**TASK REQUIREMENTS**
Below are some records; state how many of their lines contain the word "subtitle", and add nothing.

**RECORD EXTRACTS**
☆ ☆ ☆ ☆ ☆ ☆ ☆

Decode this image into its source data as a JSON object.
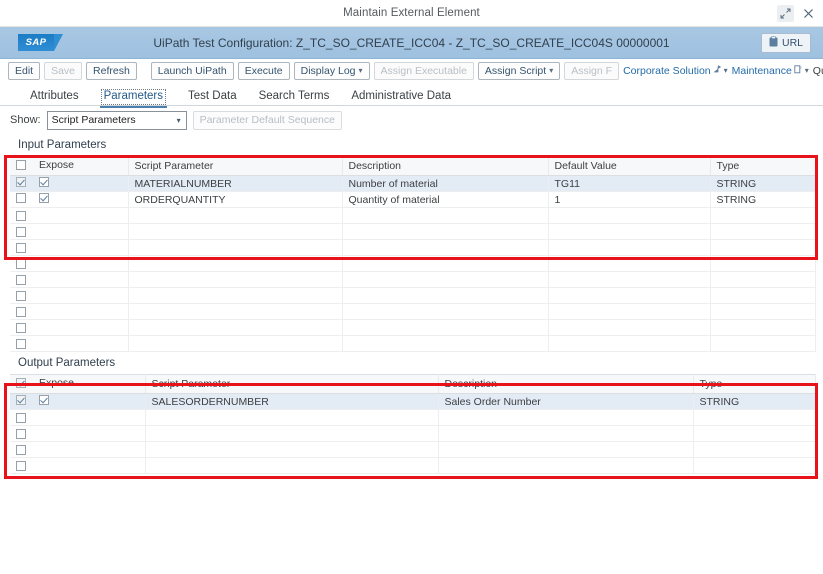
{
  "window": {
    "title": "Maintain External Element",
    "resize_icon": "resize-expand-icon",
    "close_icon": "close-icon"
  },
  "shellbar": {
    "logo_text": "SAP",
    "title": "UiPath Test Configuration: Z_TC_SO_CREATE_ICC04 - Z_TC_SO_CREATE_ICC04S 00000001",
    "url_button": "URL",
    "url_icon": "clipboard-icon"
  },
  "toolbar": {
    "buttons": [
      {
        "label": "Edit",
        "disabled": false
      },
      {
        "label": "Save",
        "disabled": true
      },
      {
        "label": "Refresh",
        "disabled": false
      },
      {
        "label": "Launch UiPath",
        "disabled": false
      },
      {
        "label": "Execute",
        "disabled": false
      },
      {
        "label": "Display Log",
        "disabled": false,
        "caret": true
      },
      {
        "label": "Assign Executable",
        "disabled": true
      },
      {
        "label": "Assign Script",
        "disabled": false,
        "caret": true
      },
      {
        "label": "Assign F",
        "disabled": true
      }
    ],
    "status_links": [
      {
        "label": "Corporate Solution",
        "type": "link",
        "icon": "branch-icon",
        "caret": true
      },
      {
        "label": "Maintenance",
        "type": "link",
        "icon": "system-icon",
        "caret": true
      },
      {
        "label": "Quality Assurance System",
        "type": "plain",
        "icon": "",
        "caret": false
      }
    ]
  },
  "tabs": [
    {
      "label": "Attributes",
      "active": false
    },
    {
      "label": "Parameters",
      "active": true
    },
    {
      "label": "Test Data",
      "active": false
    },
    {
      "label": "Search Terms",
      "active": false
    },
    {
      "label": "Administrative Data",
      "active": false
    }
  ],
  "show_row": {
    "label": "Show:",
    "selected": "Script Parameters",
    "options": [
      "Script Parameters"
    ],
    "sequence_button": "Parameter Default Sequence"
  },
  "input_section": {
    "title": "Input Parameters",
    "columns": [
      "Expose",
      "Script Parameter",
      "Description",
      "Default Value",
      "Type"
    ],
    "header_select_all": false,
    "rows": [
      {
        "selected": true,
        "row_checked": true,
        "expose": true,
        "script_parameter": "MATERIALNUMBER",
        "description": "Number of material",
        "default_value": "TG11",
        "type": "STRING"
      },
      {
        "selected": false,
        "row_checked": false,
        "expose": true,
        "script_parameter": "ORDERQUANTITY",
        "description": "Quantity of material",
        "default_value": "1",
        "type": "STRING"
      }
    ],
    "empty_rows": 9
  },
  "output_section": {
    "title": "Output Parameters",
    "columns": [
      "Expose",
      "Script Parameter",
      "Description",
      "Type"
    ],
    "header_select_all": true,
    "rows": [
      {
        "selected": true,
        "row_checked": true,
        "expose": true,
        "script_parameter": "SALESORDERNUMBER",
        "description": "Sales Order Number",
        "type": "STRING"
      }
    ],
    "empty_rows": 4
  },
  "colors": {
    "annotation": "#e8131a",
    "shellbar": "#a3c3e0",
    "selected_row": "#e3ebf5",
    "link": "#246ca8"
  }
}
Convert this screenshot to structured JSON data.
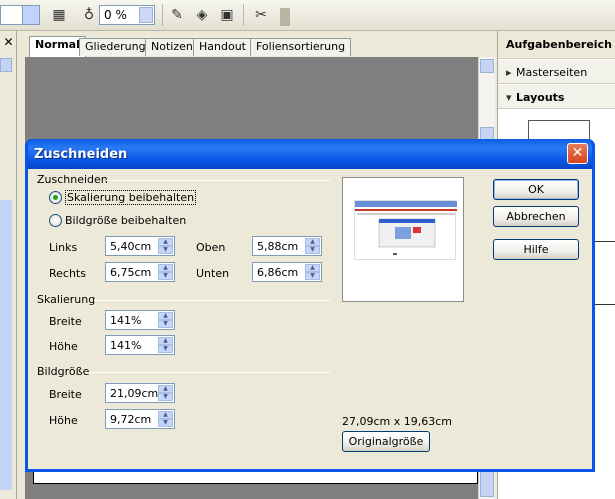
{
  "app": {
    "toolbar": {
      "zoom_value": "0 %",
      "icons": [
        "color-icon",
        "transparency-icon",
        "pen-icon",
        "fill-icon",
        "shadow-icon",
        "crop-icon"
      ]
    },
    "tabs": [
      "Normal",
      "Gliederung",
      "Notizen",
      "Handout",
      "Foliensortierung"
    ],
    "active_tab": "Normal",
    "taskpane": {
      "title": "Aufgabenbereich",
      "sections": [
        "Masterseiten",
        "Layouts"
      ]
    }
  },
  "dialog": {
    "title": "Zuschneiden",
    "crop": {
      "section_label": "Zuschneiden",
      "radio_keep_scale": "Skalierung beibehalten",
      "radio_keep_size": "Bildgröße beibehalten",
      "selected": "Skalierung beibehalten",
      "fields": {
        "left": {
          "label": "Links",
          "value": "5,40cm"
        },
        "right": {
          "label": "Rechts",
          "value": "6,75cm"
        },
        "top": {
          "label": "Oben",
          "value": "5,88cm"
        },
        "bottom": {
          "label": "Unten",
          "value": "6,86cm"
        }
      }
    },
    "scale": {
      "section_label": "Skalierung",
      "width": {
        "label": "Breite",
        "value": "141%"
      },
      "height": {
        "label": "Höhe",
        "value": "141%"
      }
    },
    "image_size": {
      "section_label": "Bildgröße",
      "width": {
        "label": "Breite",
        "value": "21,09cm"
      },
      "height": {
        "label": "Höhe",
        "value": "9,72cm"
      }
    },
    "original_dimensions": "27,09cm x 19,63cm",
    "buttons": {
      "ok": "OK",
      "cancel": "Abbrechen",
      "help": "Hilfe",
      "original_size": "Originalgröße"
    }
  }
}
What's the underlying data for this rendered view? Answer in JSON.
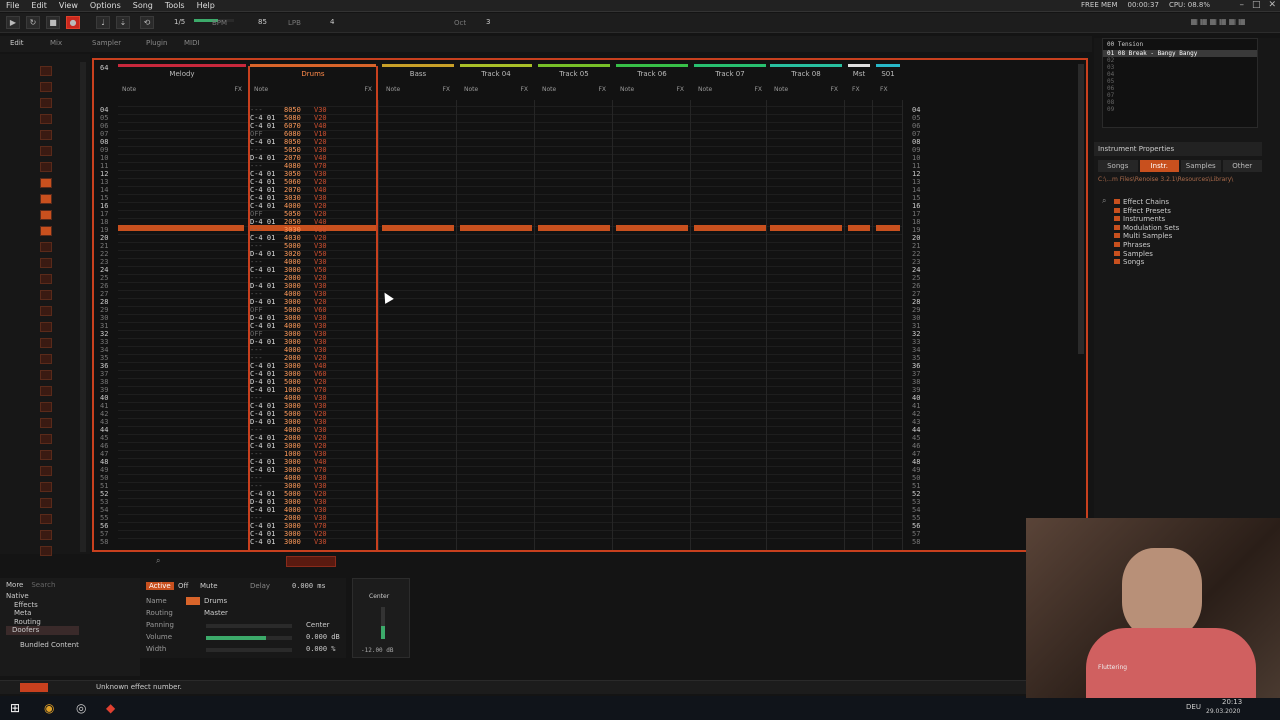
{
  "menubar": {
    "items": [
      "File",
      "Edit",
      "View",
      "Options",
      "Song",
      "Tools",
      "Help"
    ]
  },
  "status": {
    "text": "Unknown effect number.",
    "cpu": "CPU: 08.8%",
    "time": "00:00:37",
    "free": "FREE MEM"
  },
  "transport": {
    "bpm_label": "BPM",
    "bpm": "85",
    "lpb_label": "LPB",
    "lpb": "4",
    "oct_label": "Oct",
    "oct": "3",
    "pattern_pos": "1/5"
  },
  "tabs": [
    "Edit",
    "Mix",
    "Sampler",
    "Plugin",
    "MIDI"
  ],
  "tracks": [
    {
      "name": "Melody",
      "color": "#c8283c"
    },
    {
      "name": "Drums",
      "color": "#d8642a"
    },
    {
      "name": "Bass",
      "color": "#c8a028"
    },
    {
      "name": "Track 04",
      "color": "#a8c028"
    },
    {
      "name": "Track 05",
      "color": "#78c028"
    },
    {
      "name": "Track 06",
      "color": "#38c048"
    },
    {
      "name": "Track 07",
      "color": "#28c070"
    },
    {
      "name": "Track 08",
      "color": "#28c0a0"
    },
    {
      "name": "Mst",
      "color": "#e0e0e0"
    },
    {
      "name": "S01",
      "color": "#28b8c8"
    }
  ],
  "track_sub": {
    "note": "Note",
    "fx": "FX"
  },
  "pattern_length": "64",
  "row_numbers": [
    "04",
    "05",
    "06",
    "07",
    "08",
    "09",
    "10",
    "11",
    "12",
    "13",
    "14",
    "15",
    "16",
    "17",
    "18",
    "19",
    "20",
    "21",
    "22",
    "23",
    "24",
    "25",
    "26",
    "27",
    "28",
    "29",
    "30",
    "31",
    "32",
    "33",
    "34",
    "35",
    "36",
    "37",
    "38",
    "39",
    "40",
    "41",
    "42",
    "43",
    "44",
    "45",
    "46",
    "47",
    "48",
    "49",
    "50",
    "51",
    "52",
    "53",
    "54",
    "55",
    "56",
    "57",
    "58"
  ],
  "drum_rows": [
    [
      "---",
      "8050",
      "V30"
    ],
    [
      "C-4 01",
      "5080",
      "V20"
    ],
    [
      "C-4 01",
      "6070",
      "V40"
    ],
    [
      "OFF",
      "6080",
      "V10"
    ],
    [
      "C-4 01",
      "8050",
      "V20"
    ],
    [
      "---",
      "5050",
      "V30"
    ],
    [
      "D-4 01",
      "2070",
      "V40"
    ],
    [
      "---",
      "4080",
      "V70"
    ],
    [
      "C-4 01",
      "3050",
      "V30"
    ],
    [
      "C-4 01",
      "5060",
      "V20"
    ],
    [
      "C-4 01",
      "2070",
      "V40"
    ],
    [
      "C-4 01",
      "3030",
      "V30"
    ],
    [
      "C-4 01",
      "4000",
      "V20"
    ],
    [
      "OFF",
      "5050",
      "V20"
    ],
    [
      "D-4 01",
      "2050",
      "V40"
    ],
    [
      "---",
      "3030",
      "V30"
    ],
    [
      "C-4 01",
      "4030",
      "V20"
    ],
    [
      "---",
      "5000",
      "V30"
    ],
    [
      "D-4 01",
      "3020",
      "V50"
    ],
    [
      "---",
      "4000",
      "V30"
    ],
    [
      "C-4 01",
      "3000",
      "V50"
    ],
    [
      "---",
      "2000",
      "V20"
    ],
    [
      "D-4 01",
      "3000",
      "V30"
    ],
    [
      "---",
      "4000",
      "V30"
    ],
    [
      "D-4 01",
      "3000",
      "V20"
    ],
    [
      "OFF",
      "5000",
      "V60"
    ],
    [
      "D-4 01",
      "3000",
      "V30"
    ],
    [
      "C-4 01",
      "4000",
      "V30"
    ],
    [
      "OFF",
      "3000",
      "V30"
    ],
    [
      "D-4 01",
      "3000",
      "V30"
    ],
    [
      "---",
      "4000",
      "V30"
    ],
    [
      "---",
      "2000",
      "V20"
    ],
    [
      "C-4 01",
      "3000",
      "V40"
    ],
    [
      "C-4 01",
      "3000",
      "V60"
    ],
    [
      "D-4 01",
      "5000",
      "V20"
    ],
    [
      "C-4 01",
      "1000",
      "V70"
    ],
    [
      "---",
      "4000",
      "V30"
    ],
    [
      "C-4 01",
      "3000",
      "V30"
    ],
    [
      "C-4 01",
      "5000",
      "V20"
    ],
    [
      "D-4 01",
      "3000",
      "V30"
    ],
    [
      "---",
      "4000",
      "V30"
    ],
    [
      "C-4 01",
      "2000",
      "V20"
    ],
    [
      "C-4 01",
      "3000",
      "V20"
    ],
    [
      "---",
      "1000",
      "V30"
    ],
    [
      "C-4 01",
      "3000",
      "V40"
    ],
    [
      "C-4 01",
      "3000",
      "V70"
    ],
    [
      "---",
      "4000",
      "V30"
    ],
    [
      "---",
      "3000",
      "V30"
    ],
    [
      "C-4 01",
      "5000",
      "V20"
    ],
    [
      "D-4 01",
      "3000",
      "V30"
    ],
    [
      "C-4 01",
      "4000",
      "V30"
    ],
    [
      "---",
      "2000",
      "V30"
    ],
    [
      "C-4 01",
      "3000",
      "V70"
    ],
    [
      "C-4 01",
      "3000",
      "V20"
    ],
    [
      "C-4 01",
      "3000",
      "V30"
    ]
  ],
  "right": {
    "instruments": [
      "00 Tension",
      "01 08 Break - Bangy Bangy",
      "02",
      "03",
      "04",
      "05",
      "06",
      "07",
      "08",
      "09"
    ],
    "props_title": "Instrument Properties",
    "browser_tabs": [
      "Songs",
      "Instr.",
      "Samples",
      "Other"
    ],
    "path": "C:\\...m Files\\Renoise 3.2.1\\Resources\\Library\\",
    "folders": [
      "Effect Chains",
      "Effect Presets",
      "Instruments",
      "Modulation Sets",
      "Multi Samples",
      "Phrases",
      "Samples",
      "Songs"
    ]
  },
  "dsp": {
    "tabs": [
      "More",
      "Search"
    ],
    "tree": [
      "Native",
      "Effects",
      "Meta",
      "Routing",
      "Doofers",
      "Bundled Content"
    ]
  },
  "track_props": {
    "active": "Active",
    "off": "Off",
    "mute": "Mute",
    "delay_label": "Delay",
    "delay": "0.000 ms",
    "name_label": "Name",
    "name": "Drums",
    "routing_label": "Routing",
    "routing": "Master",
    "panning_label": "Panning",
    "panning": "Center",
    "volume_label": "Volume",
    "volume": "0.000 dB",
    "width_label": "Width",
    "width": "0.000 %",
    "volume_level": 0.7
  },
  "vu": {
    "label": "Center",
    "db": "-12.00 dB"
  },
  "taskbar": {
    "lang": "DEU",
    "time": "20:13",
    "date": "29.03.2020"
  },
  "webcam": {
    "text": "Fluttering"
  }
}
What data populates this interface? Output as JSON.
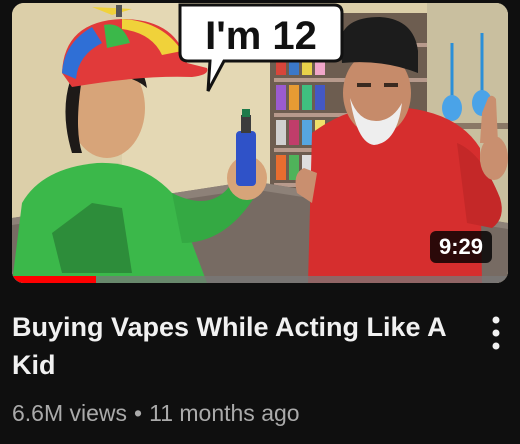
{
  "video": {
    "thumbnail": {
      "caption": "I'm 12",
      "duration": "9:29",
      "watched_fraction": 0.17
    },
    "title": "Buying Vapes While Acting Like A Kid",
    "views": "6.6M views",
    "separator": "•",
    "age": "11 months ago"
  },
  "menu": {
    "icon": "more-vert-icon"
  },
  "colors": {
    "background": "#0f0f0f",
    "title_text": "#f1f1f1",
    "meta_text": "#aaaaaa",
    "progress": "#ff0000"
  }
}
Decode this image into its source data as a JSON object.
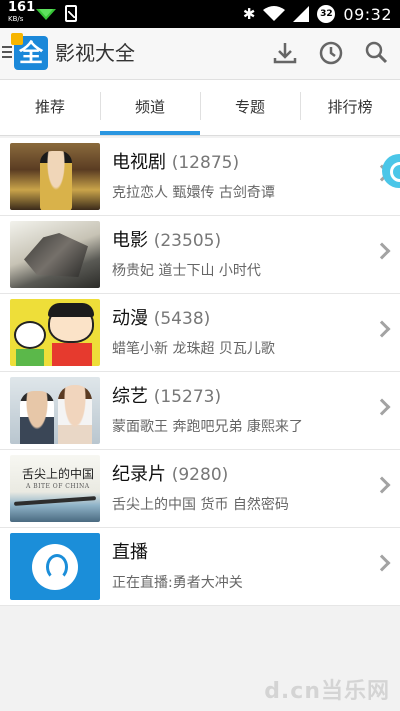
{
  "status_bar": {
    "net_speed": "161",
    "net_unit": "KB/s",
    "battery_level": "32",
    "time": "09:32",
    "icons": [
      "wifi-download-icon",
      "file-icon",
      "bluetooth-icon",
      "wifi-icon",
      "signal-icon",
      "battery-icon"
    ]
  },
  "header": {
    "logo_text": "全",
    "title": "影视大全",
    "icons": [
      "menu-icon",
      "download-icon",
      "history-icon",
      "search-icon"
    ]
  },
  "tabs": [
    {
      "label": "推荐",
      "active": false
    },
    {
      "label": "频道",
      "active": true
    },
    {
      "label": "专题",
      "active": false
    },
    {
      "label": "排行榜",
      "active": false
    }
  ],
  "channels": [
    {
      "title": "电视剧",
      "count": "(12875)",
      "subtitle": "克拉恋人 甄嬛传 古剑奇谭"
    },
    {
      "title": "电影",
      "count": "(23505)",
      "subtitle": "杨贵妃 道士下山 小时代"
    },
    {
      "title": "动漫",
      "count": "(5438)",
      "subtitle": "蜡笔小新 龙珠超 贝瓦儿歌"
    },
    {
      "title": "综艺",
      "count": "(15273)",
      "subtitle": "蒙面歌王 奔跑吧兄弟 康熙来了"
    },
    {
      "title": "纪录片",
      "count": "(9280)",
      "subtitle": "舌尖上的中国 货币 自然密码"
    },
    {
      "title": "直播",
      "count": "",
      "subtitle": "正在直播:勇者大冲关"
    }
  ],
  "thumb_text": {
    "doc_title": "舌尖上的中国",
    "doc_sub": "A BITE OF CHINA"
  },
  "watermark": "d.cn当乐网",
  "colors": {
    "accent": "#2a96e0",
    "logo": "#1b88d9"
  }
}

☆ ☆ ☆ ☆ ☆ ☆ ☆

**RESPONSE**
6